The Department of Energy’s ARPA-E (Advanced Research Projects Agency--Energy) has just doled out its fourth round of funding, and $30 million is going toward the ambitious goal of trimming the cost of biofuels by 50 percent. PETRO, or Plants Engineered to Replace Oil, looks to breed or genetically modify plants that boost energy-per-acre by boosting their abilities to capture and convert solar energy.
The Extreme Light Infrastructure will be built in Eastern Europe
By Jennie WaltersPosted 04.26.2011 at 2:07 pm 22 Comments
Who knew it would take so long to approve a project to build the world’s most powerful lasers? Lasers are awesome. But after reconciling some paltry funding issues, the European Commission finally approved the Extreme Light Infrastructure (ELI) project, which plans to build three superlasers by 2015.
Researchers at the University of Technology Sydney have created a new material that is lighter, less dense, harder, and stronger than steel. But this material isn’t one of those breakthroughs that only sounds good on paper. It is paper, and it could be a game-changer for materials science if it can live up to researchers’ hopes.
The spark plugs driving combustion in your car may soon be getting an optical upgrade, thanks to a team of Japanese researchers. Laser ignition systems, which are exactly what they sound like, could replace spark plugs as the primary means to ignite the fuel-air mix in engines, boosting fuel efficiency and cutting down on carbon emissions.
University of Pittsburgh researchers have assembled a key piece of tech that will help enable a future generation of extremely powerful quantum computers as well as advanced electronic materials and better computer memories. Their single-electron transistor is the first of its kind made entirely from oxide-based materials, an important aspect that allows it to work as a solid-state memory.

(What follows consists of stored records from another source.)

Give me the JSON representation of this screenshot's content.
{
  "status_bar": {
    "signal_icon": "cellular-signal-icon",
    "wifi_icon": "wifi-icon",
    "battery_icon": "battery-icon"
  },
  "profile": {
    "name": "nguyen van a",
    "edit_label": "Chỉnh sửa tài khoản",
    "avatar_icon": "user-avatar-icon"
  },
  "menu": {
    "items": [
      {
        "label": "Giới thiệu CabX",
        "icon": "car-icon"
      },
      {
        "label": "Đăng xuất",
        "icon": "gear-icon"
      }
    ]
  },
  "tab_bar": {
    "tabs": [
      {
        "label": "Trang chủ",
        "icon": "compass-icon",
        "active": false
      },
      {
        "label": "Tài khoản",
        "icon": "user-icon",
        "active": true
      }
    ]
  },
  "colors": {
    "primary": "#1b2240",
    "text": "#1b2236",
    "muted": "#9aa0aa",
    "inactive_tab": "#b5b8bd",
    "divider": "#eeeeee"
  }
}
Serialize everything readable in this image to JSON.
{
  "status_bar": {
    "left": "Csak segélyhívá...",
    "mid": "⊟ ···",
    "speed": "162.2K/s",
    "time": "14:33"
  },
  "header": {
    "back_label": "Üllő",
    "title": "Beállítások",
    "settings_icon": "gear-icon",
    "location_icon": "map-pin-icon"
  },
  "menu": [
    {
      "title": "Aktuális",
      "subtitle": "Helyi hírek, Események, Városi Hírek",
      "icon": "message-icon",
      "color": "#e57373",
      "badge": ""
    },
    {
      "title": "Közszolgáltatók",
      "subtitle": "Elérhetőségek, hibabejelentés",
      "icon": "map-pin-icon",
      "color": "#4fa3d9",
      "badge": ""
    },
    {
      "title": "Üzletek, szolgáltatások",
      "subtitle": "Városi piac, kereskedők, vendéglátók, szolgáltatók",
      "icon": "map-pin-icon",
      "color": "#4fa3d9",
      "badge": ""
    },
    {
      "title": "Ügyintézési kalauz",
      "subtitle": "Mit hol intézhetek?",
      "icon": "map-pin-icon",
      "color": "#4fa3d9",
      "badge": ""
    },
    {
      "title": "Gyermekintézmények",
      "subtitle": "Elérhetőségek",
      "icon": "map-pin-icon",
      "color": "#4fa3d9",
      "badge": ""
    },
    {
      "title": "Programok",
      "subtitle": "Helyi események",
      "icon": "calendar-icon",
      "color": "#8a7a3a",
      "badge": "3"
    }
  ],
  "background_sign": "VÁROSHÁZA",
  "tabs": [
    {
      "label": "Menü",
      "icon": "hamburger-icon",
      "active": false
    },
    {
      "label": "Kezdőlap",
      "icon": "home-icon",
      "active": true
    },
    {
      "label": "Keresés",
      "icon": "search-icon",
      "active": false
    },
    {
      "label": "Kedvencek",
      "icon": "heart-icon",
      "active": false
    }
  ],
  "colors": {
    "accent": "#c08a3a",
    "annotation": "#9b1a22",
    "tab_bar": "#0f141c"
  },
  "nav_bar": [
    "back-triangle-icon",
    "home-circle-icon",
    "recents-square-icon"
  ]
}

One of the major barriers between solar energy and solar-derived electricity is solar cells themselves--commercial solar cells aren’t very efficient at converting sunlight to electricity, but they are the best thing we’ve got. Now, a team of University of Michigan researchers have potentially devised a better way to convert solar energy into electricity: get rid of the semiconductor-based solar cells altogether and tap into the magnetic effects of light.
By Pierce HooverPosted 04.19.2011 at 1:03 pm 2 Comments
In just over a month, my son and I will set out from New York City on a 4,500-mile, summer-long road trip. We're not worried about rising gas prices, because we'll be making the trip in a vehicle that gets the equivalent of 1,000 mpg or better. It's a cart-sized two-seater that we built with the help of a few friends, and it runs off the electrical energy equivalent to that consumed by a single 100-watt light bulb.
Gases, as we all know, don’t generally offer a lot of resistance. That is, if you try to walk through a cloud of gas, you’ll pass right through it. The same is true for two clouds of gases that meet each other: they pass right through each other. But MIT physicists have observed the first exception to the rule by creating two clouds of ultra-cold gases that bounce right off each other like solids.
By Katherine TweedPosted 04.11.2011 at 10:09 am 1 Comment
It will probably be years until the electrical grid saves us money and power by telling our appliances to switch on during cheaper low-demand hours. But you don't need to wait—these intelligent devices make their own decisions right now.